Tuesday, January 18, 2005

More on referenda

Public Address today has a guest column by Michael Wallmansberger of the Campaign for Civil Unions on why he opposed a referendum on the bill. Some of the reasons - such as not wanting to waste time "responding to... hatred and irrational bile" - are poor. But the fundamental one is one I can wholeheartedly endorse: we should not be having referenda on whether people are entitled to justice and equality under the law. Those who are currently denied such fundamental rights should not have to beg to be treated in the same way as everybody else.

More generally, the risk of majoritarian tyranny is the great problem for refereda, and why I oppose them without safeguards to protect minority rights - just as I oppose regular legislation without such safeguards. No law - whether passed by popular vote or elected representatives - should be allowed to deny people justice and equal treatment, target specific individuals for punishment, or turn them into second-class citizens. These things are simply beyond the authority (but sadly not the power) of government.

Despite this risk, I think the case for greater use of referenda is strong. Fundamentally, they are about people governing themselves and choosing the shape of their society - an ideal which lies at the heart of democracy. And greater participation is something we should encourage because, as George Monbiot points out in The Age of Consent, it creates a positive feedback cycle:

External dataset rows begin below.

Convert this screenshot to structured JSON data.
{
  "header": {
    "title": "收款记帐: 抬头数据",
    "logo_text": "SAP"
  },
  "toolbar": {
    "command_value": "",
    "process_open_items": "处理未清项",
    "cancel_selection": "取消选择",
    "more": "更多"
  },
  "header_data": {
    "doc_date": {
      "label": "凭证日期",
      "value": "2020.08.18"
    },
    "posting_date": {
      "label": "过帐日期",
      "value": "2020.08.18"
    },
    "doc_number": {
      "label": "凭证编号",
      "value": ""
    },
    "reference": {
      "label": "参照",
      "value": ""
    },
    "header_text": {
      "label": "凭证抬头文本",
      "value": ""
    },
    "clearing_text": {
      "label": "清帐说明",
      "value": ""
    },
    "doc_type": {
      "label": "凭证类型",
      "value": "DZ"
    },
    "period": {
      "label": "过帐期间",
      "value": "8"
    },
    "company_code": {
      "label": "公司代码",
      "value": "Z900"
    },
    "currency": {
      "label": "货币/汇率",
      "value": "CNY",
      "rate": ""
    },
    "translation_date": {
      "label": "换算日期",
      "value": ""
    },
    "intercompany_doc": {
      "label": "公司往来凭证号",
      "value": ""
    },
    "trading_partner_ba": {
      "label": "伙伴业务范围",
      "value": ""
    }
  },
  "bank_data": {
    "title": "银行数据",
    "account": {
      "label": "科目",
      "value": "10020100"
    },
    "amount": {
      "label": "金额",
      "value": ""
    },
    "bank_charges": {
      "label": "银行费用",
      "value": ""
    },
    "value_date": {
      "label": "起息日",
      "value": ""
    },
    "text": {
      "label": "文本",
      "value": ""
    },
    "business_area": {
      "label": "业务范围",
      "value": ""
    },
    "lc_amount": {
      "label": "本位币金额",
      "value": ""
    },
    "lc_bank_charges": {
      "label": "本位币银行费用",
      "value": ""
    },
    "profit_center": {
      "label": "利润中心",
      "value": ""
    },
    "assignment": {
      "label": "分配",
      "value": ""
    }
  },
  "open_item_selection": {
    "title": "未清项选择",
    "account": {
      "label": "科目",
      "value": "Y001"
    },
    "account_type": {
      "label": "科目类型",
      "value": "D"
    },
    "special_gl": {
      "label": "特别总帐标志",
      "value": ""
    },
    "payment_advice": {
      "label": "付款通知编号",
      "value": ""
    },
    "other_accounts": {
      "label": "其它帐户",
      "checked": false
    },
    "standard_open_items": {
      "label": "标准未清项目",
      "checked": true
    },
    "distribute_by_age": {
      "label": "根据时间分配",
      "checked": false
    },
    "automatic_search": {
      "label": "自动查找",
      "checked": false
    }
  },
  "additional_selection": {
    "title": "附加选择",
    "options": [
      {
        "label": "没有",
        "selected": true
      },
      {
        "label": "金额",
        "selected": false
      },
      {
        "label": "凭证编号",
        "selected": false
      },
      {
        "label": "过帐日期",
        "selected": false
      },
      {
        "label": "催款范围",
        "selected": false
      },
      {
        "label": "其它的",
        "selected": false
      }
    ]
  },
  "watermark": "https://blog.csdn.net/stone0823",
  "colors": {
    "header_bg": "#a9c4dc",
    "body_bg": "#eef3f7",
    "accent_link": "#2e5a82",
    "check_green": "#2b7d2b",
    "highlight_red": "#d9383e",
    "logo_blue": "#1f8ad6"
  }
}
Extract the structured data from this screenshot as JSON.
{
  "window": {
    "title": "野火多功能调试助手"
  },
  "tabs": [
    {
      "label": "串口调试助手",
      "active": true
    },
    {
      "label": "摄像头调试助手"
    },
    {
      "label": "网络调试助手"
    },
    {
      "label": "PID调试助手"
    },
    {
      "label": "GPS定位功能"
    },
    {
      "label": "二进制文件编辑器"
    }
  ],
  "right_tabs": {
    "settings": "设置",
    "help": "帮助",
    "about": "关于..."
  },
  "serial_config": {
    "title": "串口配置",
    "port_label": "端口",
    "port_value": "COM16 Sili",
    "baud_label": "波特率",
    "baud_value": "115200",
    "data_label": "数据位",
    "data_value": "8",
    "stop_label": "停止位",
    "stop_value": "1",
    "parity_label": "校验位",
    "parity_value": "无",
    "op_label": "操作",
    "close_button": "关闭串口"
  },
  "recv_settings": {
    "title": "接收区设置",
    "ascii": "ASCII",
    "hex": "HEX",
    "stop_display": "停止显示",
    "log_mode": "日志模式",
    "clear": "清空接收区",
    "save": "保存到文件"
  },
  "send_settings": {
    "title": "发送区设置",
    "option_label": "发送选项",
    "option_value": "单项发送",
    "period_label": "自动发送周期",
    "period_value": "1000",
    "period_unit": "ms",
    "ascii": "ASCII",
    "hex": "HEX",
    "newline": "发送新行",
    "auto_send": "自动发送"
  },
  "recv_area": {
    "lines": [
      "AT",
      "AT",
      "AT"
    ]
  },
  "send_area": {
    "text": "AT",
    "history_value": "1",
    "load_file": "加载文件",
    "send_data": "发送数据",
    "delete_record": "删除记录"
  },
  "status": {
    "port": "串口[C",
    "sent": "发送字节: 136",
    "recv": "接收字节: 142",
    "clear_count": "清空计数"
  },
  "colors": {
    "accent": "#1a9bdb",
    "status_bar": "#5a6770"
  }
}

democracy has the potential to be politically engaging. The more politically active citizens become, the more they are able to affect the way the state is run. The more success they encounter in changing the state, the more likely they are to remain politically active.

The more we use tools like referenda, the more reponsive our state will be, and the easier it will be to hold power to account. And that I think is something worth promoting.


I agree with Michael Wallmansberger that "Politicians are a package deal".

Let's suppose we had referenda and that there was a majority for, e.g. a Universal Basic Income. Would it be a Good Thing if this was enacted through a referendum against a reluctant governments wishes? I think not - the government would be likely to try and frustrate the measure, or at best implement it badly.
I'd much rather persuade one or parties to take the idea onboard and implement it in a holistic fashion.

That's an "economic" measure - to take another example, what if a future government wanted to move to drug decriminalisation. They could belive that this would allow them to reduce police spending and drug related crime - as an elected government, surely they should be able to try and implement their program as a whole without parts of it being sliced off on "moral" grounds.

Posted by Rich : 1/18/2005 05:20:00 PM

Who said anythign about "slicing things off" on moral grounds? I favour referenda as an alternative general legislative tool, rather than as a special measure for things politicians want to stir up hate over. Like our current CIR Act, except passing actual laws rather than the current motherhood statements, and (as it bears repeating) with proper safeguards in place to protect human rights and ensure that the result is actuallyrepresentative of the public will.

One of those safeguards would almost certainly be a government veto on finacial bills, just as they have over bills passed by Parliament.

Governments could drag their feet over implementing laws passed in this way, but I'd expect that to be politically mediated at the ballot box.

Posted by Idiot/Savant : 1/18/2005 05:48:00 PM

If things that are about justice and equality are beyond the authority of a secular government, then where does that authority lie?

A Christian response would be that those rights are "God given", but a materialist humanist approach has no such justification. It seems that justice and equality are totally the preserve of government in a humanist society, because the highest authority in that system is the rational human mind. If the authority does not rest with a democratically elected secular government, it can't rest anywhere.

Tess Rooney

Posted by Muerk : 1/19/2005 12:02:00 AM

Ok - so as Michael Wallmansberger suggested, what's to stop governments being saddled with referenda mandating lower taxes *and* higher public spending, or limiting interest rates, or trying to fix the exchange rate. (The first has happened in California).

Posted by Rich : 1/19/2005 09:09:00 AM

Democracys are only as good as the information sources that people base their opinions on. And, in New Zealand's (and most country's) case such sources are pretty poor. In my mind, much more interesting than the idea of direct democracy is deliberative democracy or participatory democracy.

Posted by Anonymous : 9/23/2005 11:29:00 AM